Data provided:
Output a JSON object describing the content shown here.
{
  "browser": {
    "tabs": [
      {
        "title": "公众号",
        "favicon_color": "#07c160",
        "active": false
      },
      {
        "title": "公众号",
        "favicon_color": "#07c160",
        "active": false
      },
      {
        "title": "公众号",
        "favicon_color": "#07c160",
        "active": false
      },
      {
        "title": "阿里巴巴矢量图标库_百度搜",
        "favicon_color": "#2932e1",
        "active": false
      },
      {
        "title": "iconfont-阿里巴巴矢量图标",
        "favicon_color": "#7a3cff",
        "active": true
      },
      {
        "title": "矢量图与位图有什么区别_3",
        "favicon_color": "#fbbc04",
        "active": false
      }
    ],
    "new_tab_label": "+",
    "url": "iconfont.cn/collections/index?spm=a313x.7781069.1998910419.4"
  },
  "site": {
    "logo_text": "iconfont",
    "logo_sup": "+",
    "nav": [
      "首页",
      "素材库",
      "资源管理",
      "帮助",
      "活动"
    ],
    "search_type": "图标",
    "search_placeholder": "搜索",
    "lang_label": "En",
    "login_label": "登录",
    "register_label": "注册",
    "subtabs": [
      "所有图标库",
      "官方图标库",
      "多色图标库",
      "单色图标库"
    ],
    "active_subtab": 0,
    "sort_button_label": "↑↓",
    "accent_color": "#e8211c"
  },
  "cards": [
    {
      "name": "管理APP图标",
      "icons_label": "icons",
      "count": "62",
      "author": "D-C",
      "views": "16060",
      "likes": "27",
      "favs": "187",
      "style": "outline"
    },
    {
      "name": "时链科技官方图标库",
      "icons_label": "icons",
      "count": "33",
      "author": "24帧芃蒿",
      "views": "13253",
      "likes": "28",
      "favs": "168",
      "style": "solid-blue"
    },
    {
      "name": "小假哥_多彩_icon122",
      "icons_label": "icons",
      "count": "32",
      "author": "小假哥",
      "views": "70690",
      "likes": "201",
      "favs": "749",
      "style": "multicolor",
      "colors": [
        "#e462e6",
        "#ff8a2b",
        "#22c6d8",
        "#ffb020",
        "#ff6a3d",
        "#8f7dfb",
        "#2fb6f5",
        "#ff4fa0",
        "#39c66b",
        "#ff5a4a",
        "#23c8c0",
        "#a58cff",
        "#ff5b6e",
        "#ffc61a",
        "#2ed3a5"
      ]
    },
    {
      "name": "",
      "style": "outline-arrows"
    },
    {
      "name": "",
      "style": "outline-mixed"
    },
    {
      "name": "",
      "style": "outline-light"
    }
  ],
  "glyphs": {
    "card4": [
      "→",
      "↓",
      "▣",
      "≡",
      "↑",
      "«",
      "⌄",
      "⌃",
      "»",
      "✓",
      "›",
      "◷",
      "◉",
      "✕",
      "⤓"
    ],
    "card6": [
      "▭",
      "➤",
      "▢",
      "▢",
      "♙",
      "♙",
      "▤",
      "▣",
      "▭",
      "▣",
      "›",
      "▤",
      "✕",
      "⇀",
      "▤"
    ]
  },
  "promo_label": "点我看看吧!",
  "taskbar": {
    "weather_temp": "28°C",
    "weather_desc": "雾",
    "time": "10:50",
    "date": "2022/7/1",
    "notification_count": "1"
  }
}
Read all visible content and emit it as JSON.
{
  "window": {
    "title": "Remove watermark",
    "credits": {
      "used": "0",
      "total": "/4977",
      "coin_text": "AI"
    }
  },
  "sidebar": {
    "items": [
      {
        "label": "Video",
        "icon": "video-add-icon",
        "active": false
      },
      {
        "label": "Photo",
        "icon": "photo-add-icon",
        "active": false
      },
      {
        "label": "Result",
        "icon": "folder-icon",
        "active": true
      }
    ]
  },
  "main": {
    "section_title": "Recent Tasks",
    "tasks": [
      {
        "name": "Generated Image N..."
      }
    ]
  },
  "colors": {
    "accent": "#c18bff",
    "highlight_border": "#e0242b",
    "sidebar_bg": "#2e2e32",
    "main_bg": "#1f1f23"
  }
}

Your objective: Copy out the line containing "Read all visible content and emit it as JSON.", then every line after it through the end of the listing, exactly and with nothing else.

Exercise solution:
Read all visible content and emit it as JSON.
{
  "window": {
    "title": "Remove watermark",
    "credits": {
      "used": "0",
      "total": "/4977",
      "coin_text": "AI"
    }
  },
  "sidebar": {
    "items": [
      {
        "label": "Video",
        "icon": "video-add-icon",
        "active": false
      },
      {
        "label": "Photo",
        "icon": "photo-add-icon",
        "active": false
      },
      {
        "label": "Result",
        "icon": "folder-icon",
        "active": true
      }
    ]
  },
  "main": {
    "section_title": "Recent Tasks",
    "tasks": [
      {
        "name": "Generated Image N..."
      }
    ]
  },
  "colors": {
    "accent": "#c18bff",
    "highlight_border": "#e0242b",
    "sidebar_bg": "#2e2e32",
    "main_bg": "#1f1f23"
  }
}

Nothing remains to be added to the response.